Warner said she isn’t concerned about the event being disrupted but doesn’t understand why McColl got involved.
“I didn’t think we’d have any issues, but this really put the scare into the venue,” Warner said. “I don’t really know why she’s upset about something that totally, definitely doesn’t involve her at all.”
Warner aims to use proceeds from the event as a fundraiser for dispensaries and individuals disrupted by RCMP activity.
After learning of McColl’s call to organizers, lawyer Kirk Tousaw sent her a letter on behalf of Warner.
“You have intentionally and maliciously interfered with the fundraiser’s economic interests and the contractual relationship existing between the fundraiser and the venue in an attempt to have the venue breach contract,” Tousaw stated, in the letter.
Tousaw said if McColl did not cease and desist her actions immediately she would be held liable for any damages incurred.
McColl said she has had no involvement with the event and any claims she did were “slander.”
“I never called the venue – that is a lie,” McColl said in an email statement.
Warner plans to go ahead with the event this Saturday, under strict instructions from authorities.
“The RCMP have stipulated that the event will have no open product sales, but attendees are able to self-medicate provided they have a license,” Warner said.

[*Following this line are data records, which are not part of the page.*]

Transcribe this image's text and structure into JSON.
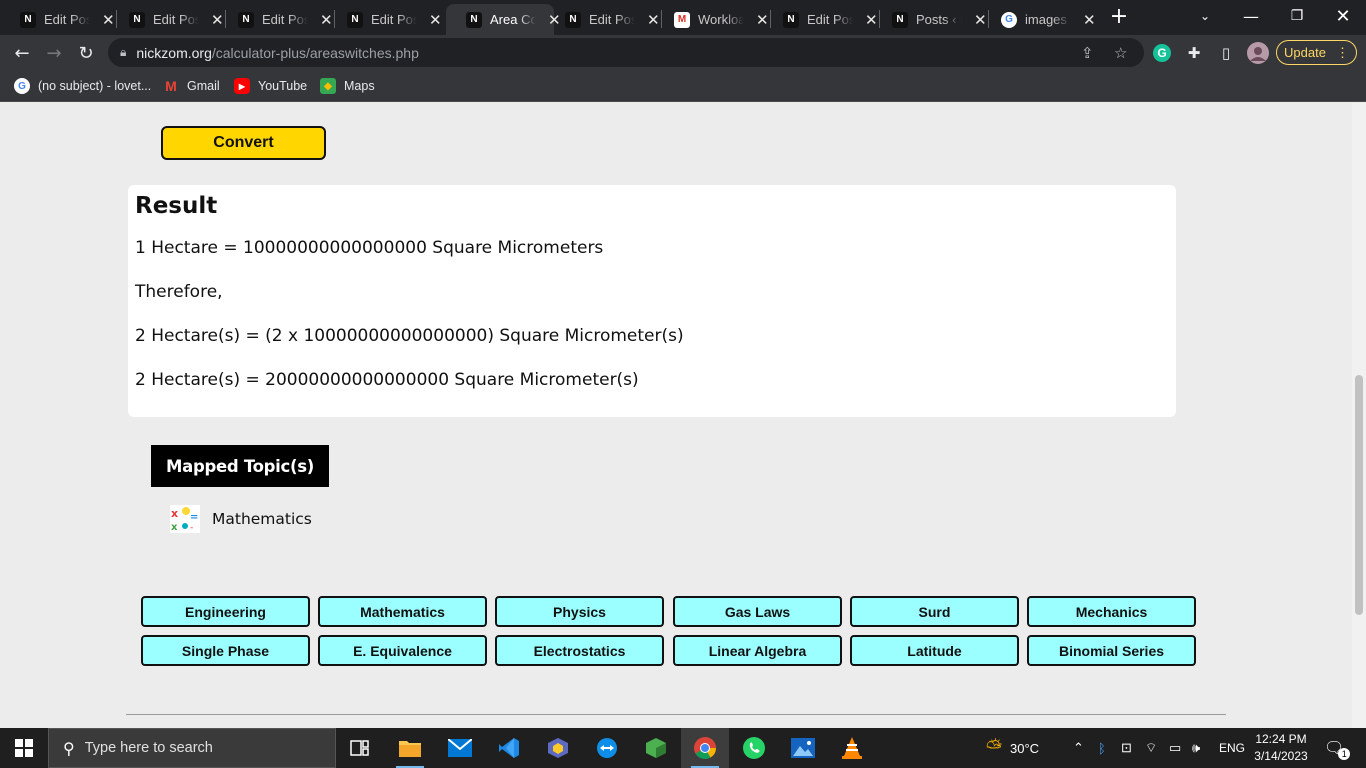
{
  "browser": {
    "tabs": [
      {
        "title": "Edit Post",
        "favicon": "nickzom-icon",
        "active": false
      },
      {
        "title": "Edit Post",
        "favicon": "nickzom-icon",
        "active": false
      },
      {
        "title": "Edit Post",
        "favicon": "nickzom-icon",
        "active": false
      },
      {
        "title": "Edit Post",
        "favicon": "nickzom-icon",
        "active": false
      },
      {
        "title": "Area Con",
        "favicon": "nickzom-icon",
        "active": true
      },
      {
        "title": "Edit Post",
        "favicon": "nickzom-icon",
        "active": false
      },
      {
        "title": "Workloa",
        "favicon": "gmail-icon",
        "active": false
      },
      {
        "title": "Edit Post",
        "favicon": "nickzom-icon",
        "active": false
      },
      {
        "title": "Posts ‹ N",
        "favicon": "nickzom-icon",
        "active": false
      },
      {
        "title": "images c",
        "favicon": "google-icon",
        "active": false
      }
    ],
    "url_domain": "nickzom.org",
    "url_path": "/calculator-plus/areaswitches.php",
    "update_label": "Update",
    "bookmarks": [
      {
        "label": "(no subject) - lovet...",
        "icon": "google-icon"
      },
      {
        "label": "Gmail",
        "icon": "gmail-icon"
      },
      {
        "label": "YouTube",
        "icon": "youtube-icon"
      },
      {
        "label": "Maps",
        "icon": "maps-icon"
      }
    ]
  },
  "page": {
    "convert_label": "Convert",
    "result": {
      "title": "Result",
      "lines": [
        "1 Hectare = 10000000000000000 Square Micrometers",
        "Therefore,",
        "2 Hectare(s) = (2 x 10000000000000000) Square Micrometer(s)",
        "2 Hectare(s) = 20000000000000000 Square Micrometer(s)"
      ]
    },
    "mapped_topics": {
      "header": "Mapped Topic(s)",
      "items": [
        {
          "label": "Mathematics",
          "icon": "mathematics-icon"
        }
      ]
    },
    "categories": [
      "Engineering",
      "Mathematics",
      "Physics",
      "Gas Laws",
      "Surd",
      "Mechanics",
      "Single Phase",
      "E. Equivalence",
      "Electrostatics",
      "Linear Algebra",
      "Latitude",
      "Binomial Series"
    ]
  },
  "taskbar": {
    "search_placeholder": "Type here to search",
    "weather": "30°C",
    "language": "ENG",
    "time": "12:24 PM",
    "date": "3/14/2023",
    "notification_count": "1",
    "apps": [
      "task-view-icon",
      "file-explorer-icon",
      "mail-icon",
      "vscode-icon",
      "virtualbox-icon",
      "teamviewer-icon",
      "minecraft-icon",
      "chrome-icon",
      "whatsapp-icon",
      "photos-icon",
      "vlc-icon"
    ]
  },
  "colors": {
    "convert_button": "#ffd600",
    "category_button": "#9bffff",
    "chrome_dark": "#202124",
    "update_accent": "#fdd663"
  }
}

Tickets are still available at select dispensary locations, from Warner and at the door of the Duncan event.